> **EXERCISE DIRECTIONS**:
Whenever the word "views" turns up in a line of the data below, copy that line.

> **PROVIDED ENTRIES**:
----

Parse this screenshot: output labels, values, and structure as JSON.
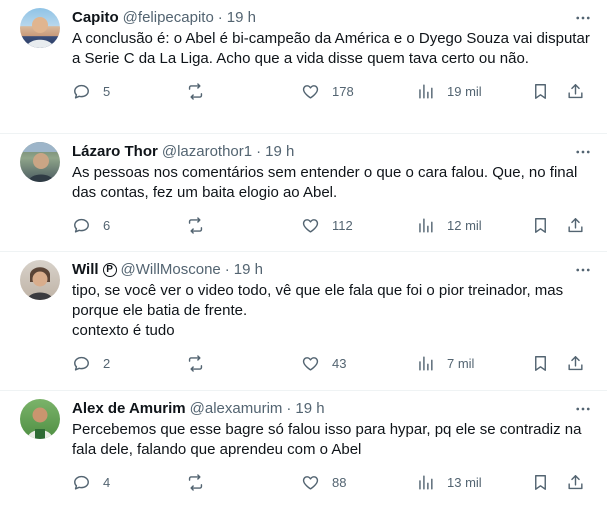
{
  "tweets": [
    {
      "name": "Capito",
      "handle": "@felipecapito",
      "separator": "·",
      "time": "19 h",
      "verified_badge": "",
      "text": "A conclusão é: o Abel é bi-campeão da América e o Dyego Souza vai disputar a Serie C da La Liga. Acho que a vida disse quem tava certo ou não.",
      "replies": "5",
      "retweets": "",
      "likes": "178",
      "views": "19 mil"
    },
    {
      "name": "Lázaro Thor",
      "handle": "@lazarothor1",
      "separator": "·",
      "time": "19 h",
      "verified_badge": "",
      "text": "As pessoas nos comentários sem entender o que o cara falou. Que, no final das contas, fez um baita elogio ao Abel.",
      "replies": "6",
      "retweets": "",
      "likes": "112",
      "views": "12 mil"
    },
    {
      "name": "Will",
      "handle": "@WillMoscone",
      "separator": "·",
      "time": "19 h",
      "verified_badge": "P",
      "text": "tipo, se você ver o video todo, vê que ele fala que foi o pior treinador, mas porque ele batia de frente.\ncontexto é tudo",
      "replies": "2",
      "retweets": "",
      "likes": "43",
      "views": "7 mil"
    },
    {
      "name": "Alex de Amurim",
      "handle": "@alexamurim",
      "separator": "·",
      "time": "19 h",
      "verified_badge": "",
      "text": "Percebemos que esse bagre só falou isso para hypar, pq ele se contradiz na fala dele, falando que aprendeu com o Abel",
      "replies": "4",
      "retweets": "",
      "likes": "88",
      "views": "13 mil"
    }
  ],
  "icons": {
    "more": "more-horizontal-icon",
    "reply": "reply-icon",
    "retweet": "retweet-icon",
    "like": "heart-icon",
    "views": "bar-chart-icon",
    "bookmark": "bookmark-icon",
    "share": "share-icon"
  },
  "colors": {
    "text": "#0f1419",
    "secondary": "#536471",
    "divider": "#eff3f4",
    "background": "#ffffff"
  }
}
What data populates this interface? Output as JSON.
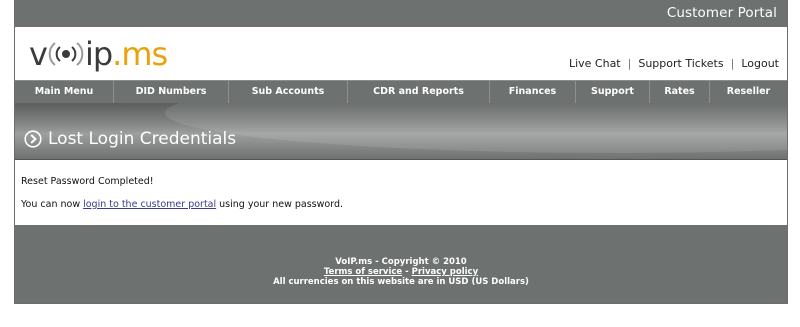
{
  "header": {
    "portal_title": "Customer Portal",
    "logo": {
      "prefix": "v",
      "middle": "ip",
      "dot": ".",
      "suffix": "ms"
    },
    "links": {
      "live_chat": "Live Chat",
      "support_tickets": "Support Tickets",
      "logout": "Logout",
      "separator": "|"
    }
  },
  "nav": {
    "items": [
      {
        "label": "Main Menu"
      },
      {
        "label": "DID Numbers"
      },
      {
        "label": "Sub Accounts"
      },
      {
        "label": "CDR and Reports"
      },
      {
        "label": "Finances"
      },
      {
        "label": "Support"
      },
      {
        "label": "Rates"
      },
      {
        "label": "Reseller"
      }
    ]
  },
  "banner": {
    "title": "Lost Login Credentials"
  },
  "content": {
    "status": "Reset Password Completed!",
    "message_prefix": "You can now ",
    "message_link": "login to the customer portal",
    "message_suffix": " using your new password."
  },
  "footer": {
    "copyright": "VoIP.ms - Copyright © 2010",
    "terms": "Terms of service",
    "dash": " - ",
    "privacy": "Privacy policy",
    "currency_note": "All currencies on this website are in USD (US Dollars)"
  },
  "colors": {
    "bar_gray": "#6d716f",
    "logo_accent": "#e8a20a",
    "link": "#3a3a8a"
  }
}
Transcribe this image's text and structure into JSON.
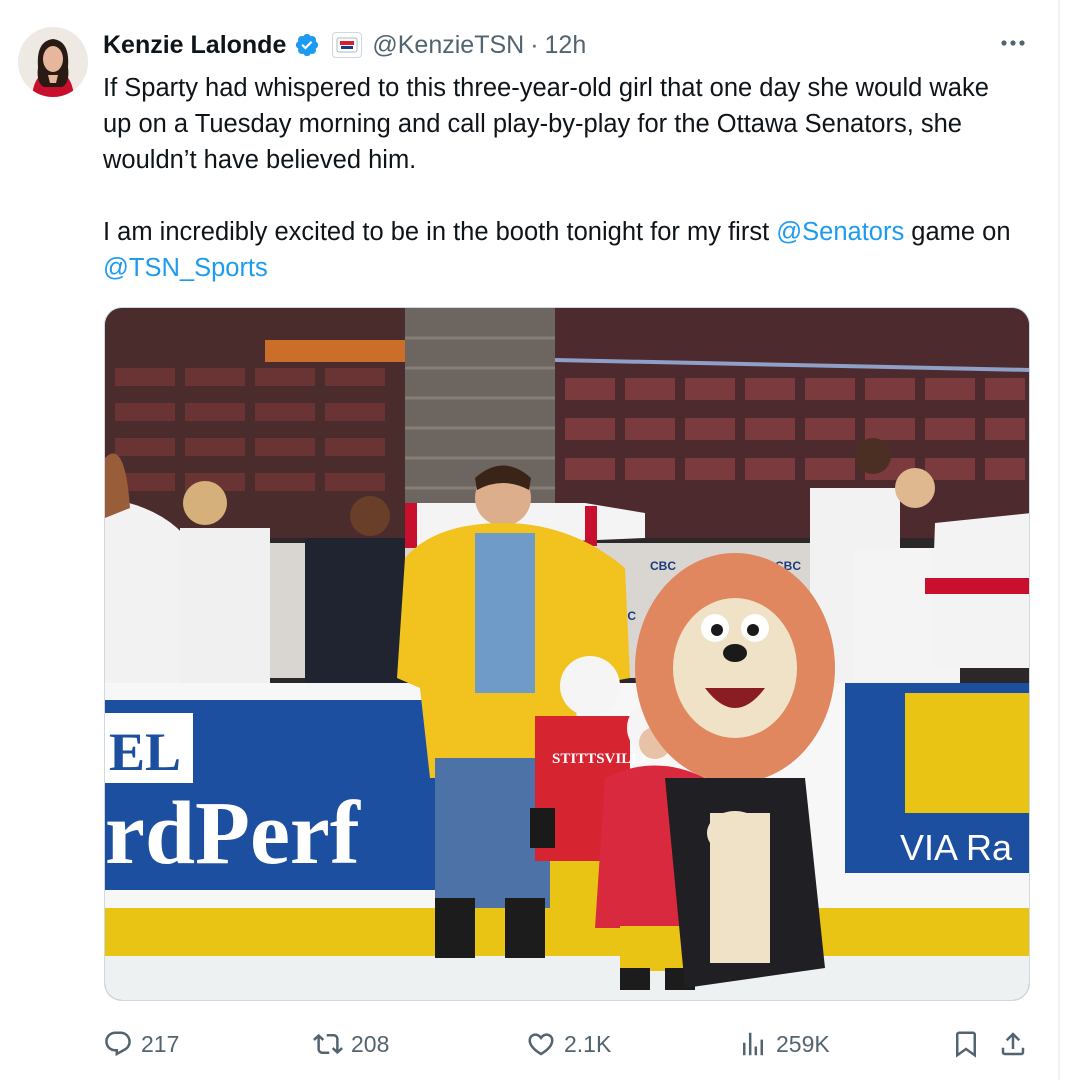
{
  "tweet": {
    "author_name": "Kenzie Lalonde",
    "handle": "@KenzieTSN",
    "separator": "·",
    "time": "12h",
    "text_line1": "If Sparty had whispered to this three-year-old girl that one day she would wake up on a Tuesday morning and call play-by-play for the Ottawa Senators, she wouldn’t have believed him.",
    "text2_before": "I am incredibly excited to be in the booth tonight for my first ",
    "mention1": "@Senators",
    "text2_middle": " game on ",
    "mention2": "@TSN_Sports",
    "icons": {
      "verified": "verified-badge-icon",
      "affiliation": "tsn-affiliate-badge-icon",
      "more": "more-dots-icon"
    },
    "photo": {
      "board_text_left": "rdPerf",
      "board_text_el": "EL",
      "board_text_right": "VIA Ra",
      "banner_text": "CBC SPORTS",
      "jersey_text": "STITTSVILLE",
      "colors": {
        "arena_seats": "#5a2a2a",
        "board_blue": "#1d4fa0",
        "board_yellow": "#e9c414",
        "jacket": "#f2c21f"
      }
    },
    "metrics": {
      "replies": "217",
      "retweets": "208",
      "likes": "2.1K",
      "views": "259K"
    },
    "accent_color": "#1d9bf0"
  }
}
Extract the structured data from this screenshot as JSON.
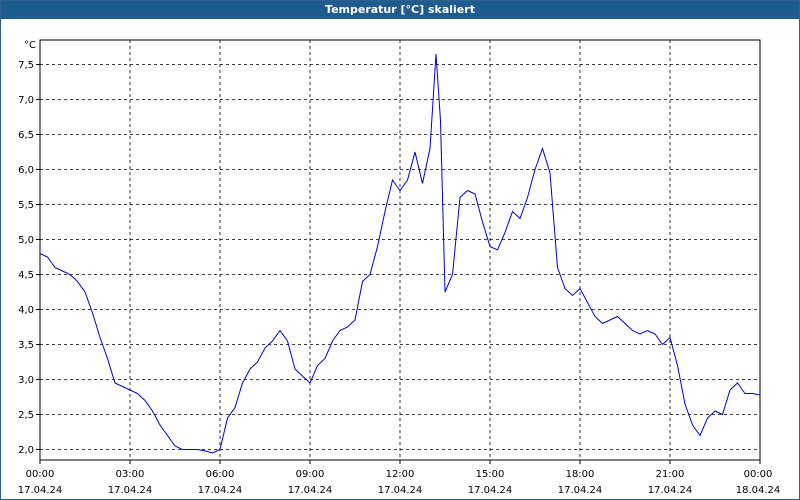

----

> **ANSWER TO THIS TASK**:
      "views": "19 mil"
      "views": "12 mil"
      "views": "7 mil"
      "views": "13 mil"
    "views": "bar-chart-icon",
      "views": "259K"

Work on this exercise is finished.